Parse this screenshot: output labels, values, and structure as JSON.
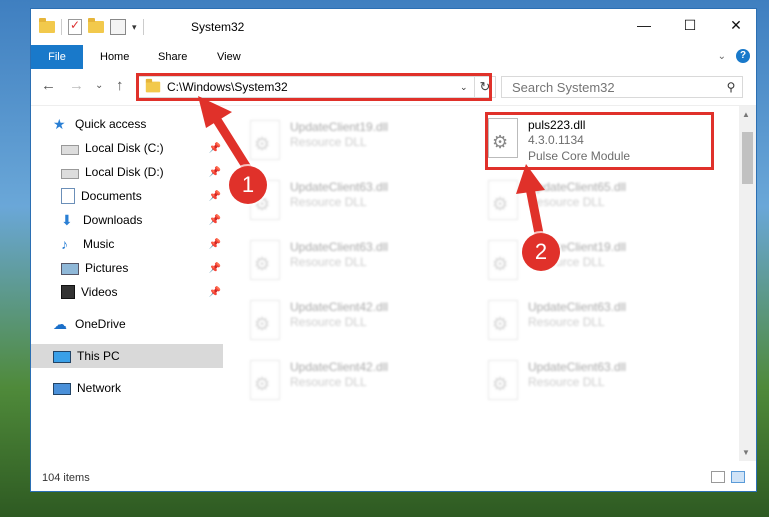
{
  "window": {
    "title": "System32",
    "controls": {
      "minimize": "—",
      "maximize": "☐",
      "close": "✕"
    }
  },
  "ribbon": {
    "tabs": [
      "File",
      "Home",
      "Share",
      "View"
    ]
  },
  "nav": {
    "back": "←",
    "forward": "→",
    "recent": "⌄",
    "up": "↑",
    "address": "C:\\Windows\\System32",
    "search_placeholder": "Search System32"
  },
  "sidebar": {
    "items": [
      {
        "label": "Quick access",
        "icon": "star-icon"
      },
      {
        "label": "Local Disk (C:)",
        "icon": "drive-icon",
        "pinned": true
      },
      {
        "label": "Local Disk (D:)",
        "icon": "drive-icon",
        "pinned": true
      },
      {
        "label": "Documents",
        "icon": "documents-icon",
        "pinned": true
      },
      {
        "label": "Downloads",
        "icon": "downloads-icon",
        "pinned": true
      },
      {
        "label": "Music",
        "icon": "music-icon",
        "pinned": true
      },
      {
        "label": "Pictures",
        "icon": "pictures-icon",
        "pinned": true
      },
      {
        "label": "Videos",
        "icon": "videos-icon",
        "pinned": true
      },
      {
        "label": "OneDrive",
        "icon": "onedrive-icon"
      },
      {
        "label": "This PC",
        "icon": "this-pc-icon",
        "selected": true
      },
      {
        "label": "Network",
        "icon": "network-icon"
      }
    ]
  },
  "files": {
    "highlighted": {
      "name": "puls223.dll",
      "version": "4.3.0.1134",
      "description": "Pulse Core Module"
    },
    "left_column": [
      {
        "name": "UpdateClient19.dll",
        "description": "Resource DLL"
      },
      {
        "name": "UpdateClient63.dll",
        "description": "Resource DLL"
      },
      {
        "name": "UpdateClient63.dll",
        "description": "Resource DLL"
      },
      {
        "name": "UpdateClient42.dll",
        "description": "Resource DLL"
      },
      {
        "name": "UpdateClient42.dll",
        "description": "Resource DLL"
      }
    ],
    "right_column": [
      {
        "name": "UpdateClient65.dll",
        "description": "Resource DLL"
      },
      {
        "name": "UpdateClient19.dll",
        "description": "Resource DLL"
      },
      {
        "name": "UpdateClient63.dll",
        "description": "Resource DLL"
      },
      {
        "name": "UpdateClient63.dll",
        "description": "Resource DLL"
      }
    ]
  },
  "status": {
    "item_count": "104 items"
  },
  "annotations": {
    "step1": "1",
    "step2": "2",
    "color": "#e0312a"
  }
}
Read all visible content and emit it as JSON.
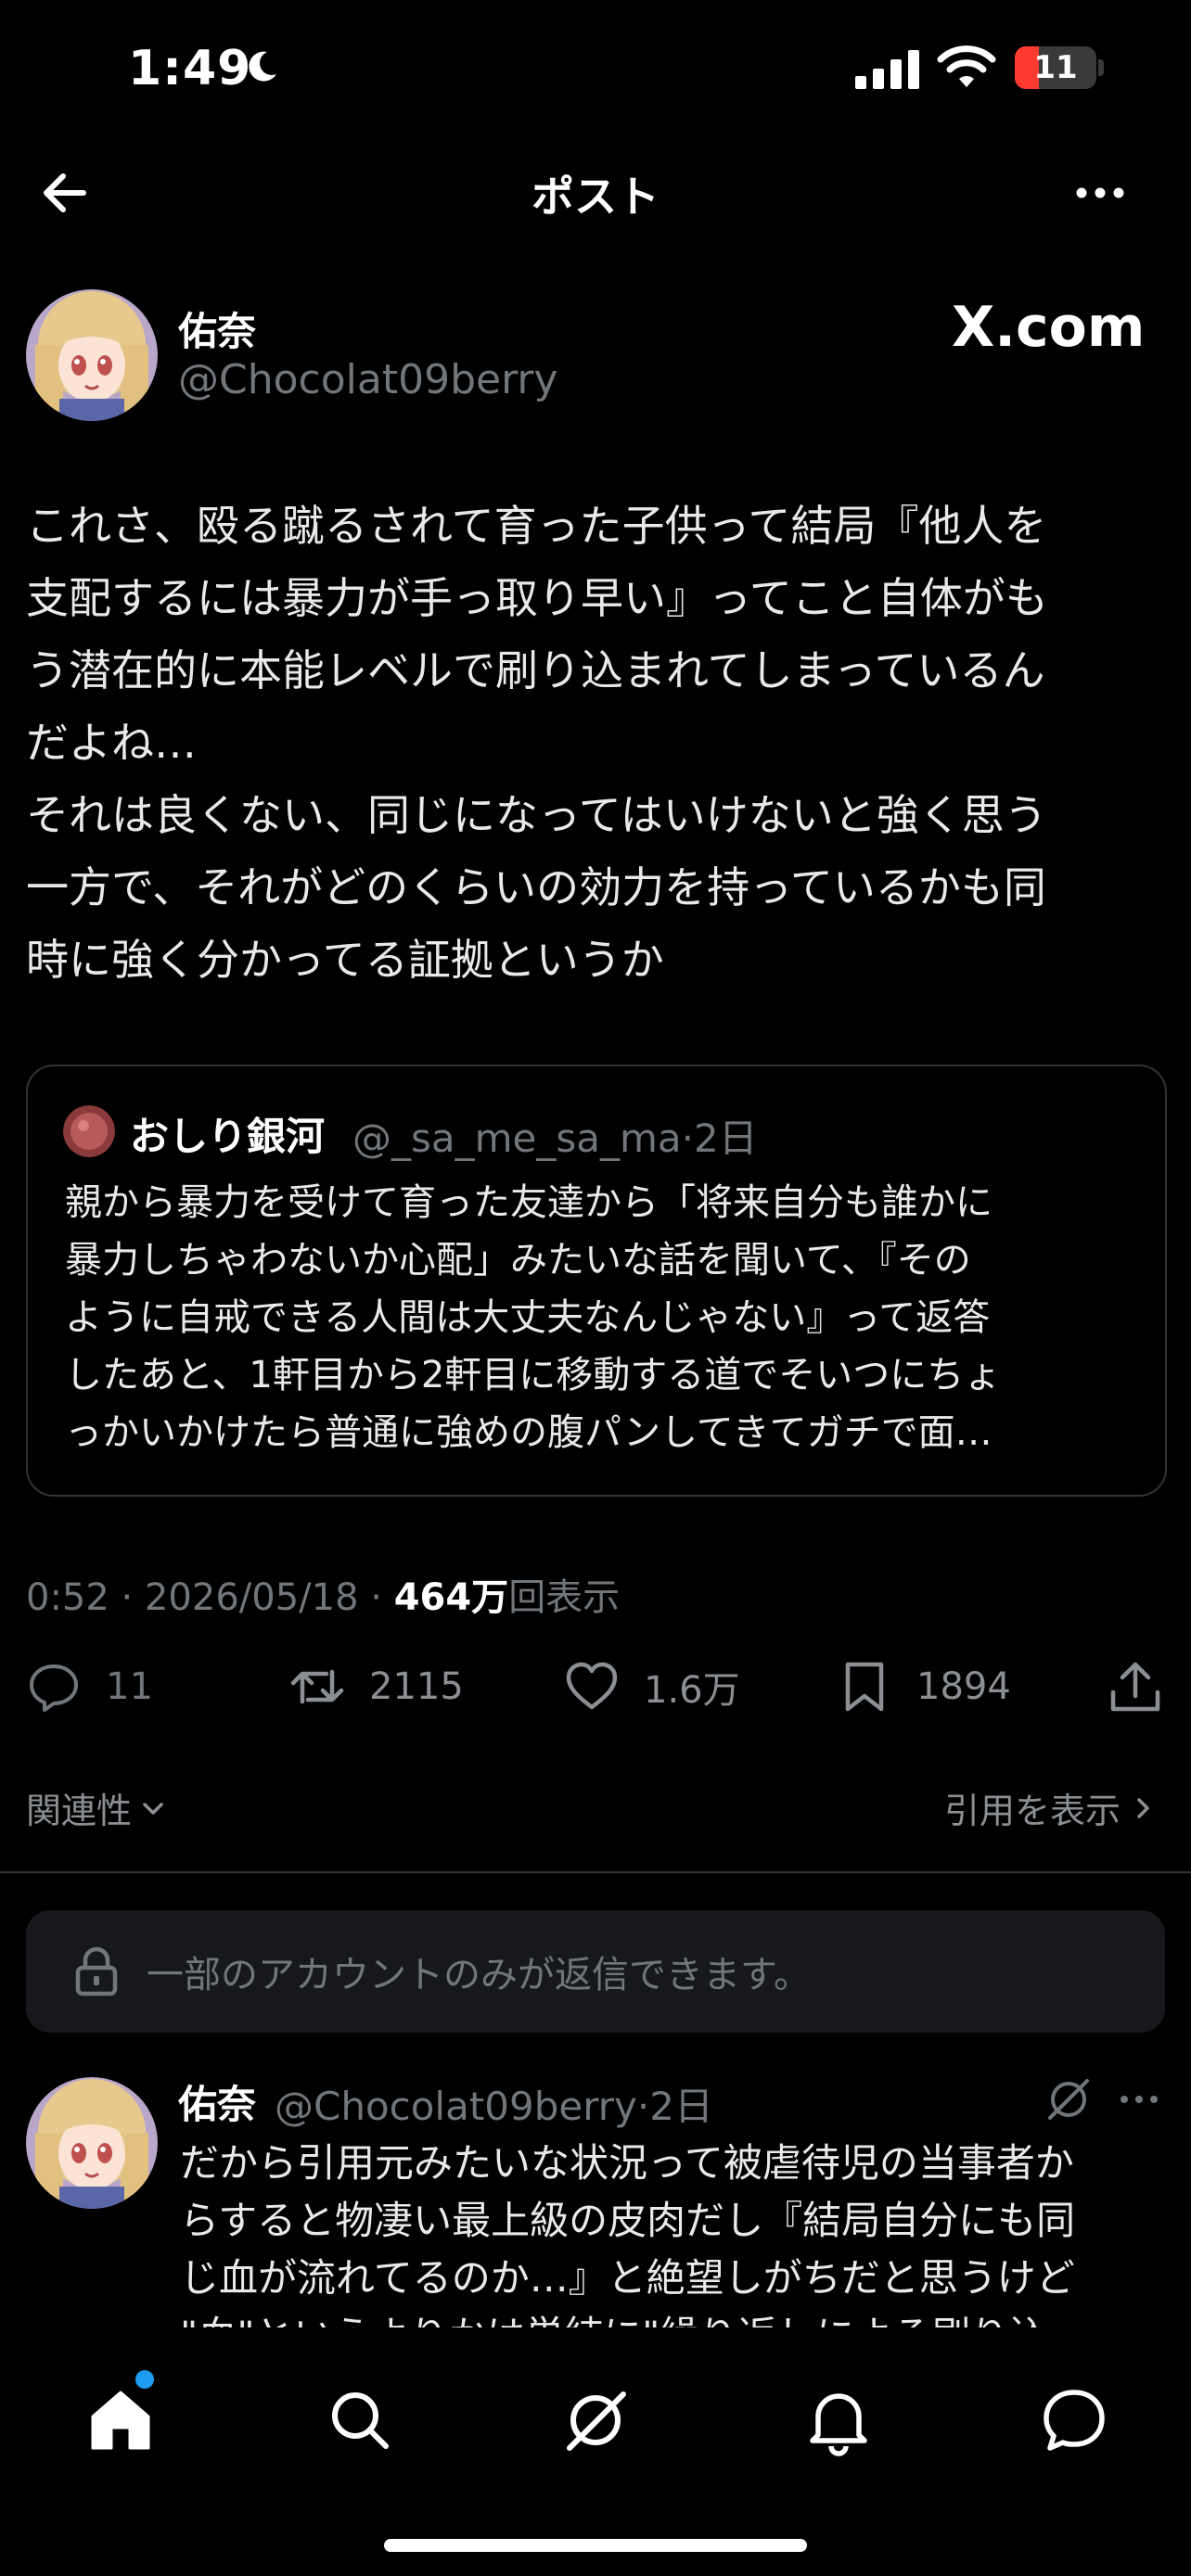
{
  "status_bar": {
    "time": "1:49",
    "battery": "11",
    "battery_level": 0.11
  },
  "header": {
    "title": "ポスト"
  },
  "post": {
    "author_name": "佑奈",
    "author_handle": "@Chocolat09berry",
    "source_logo": "X.com",
    "text": "これさ、殴る蹴るされて育った子供って結局『他人を\n支配するには暴力が手っ取り早い』ってこと自体がも\nう潜在的に本能レベルで刷り込まれてしまっているん\nだよね…\nそれは良くない、同じになってはいけないと強く思う\n一方で、それがどのくらいの効力を持っているかも同\n時に強く分かってる証拠というか",
    "time": "0:52",
    "date": "2026/05/18",
    "views_count": "464万",
    "views_label": "回表示"
  },
  "quote": {
    "author_name": "おしり銀河",
    "author_handle": "@_sa_me_sa_ma",
    "age": "2日",
    "text": "親から暴力を受けて育った友達から「将来自分も誰かに\n暴力しちゃわないか心配」みたいな話を聞いて、『その\nように自戒できる人間は大丈夫なんじゃない』って返答\nしたあと、1軒目から2軒目に移動する道でそいつにちょ\nっかいかけたら普通に強めの腹パンしてきてガチで面…"
  },
  "actions": {
    "replies": "11",
    "reposts": "2115",
    "likes": "1.6万",
    "bookmarks": "1894"
  },
  "sort": {
    "label": "関連性"
  },
  "quotes_link": {
    "label": "引用を表示"
  },
  "reply_restriction": {
    "text": "一部のアカウントのみが返信できます。"
  },
  "reply": {
    "author_name": "佑奈",
    "author_handle": "@Chocolat09berry",
    "age": "2日",
    "text": "だから引用元みたいな状況って被虐待児の当事者か\nらすると物凄い最上級の皮肉だし『結局自分にも同\nじ血が流れてるのか…』と絶望しがちだと思うけど\n\"血\"というよりかは単純に\"繰り返しによる刷り込"
  },
  "tabbar": {
    "items": [
      "home-icon",
      "search-icon",
      "grok-icon",
      "bell-icon",
      "messages-icon"
    ]
  },
  "colors": {
    "accent": "#1d9bf0",
    "muted": "#71767b",
    "text": "#e7e9ea",
    "battery_low": "#ff3b30"
  }
}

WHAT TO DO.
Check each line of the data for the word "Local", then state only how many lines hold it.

RESULT OF THIS EXERCISE.
2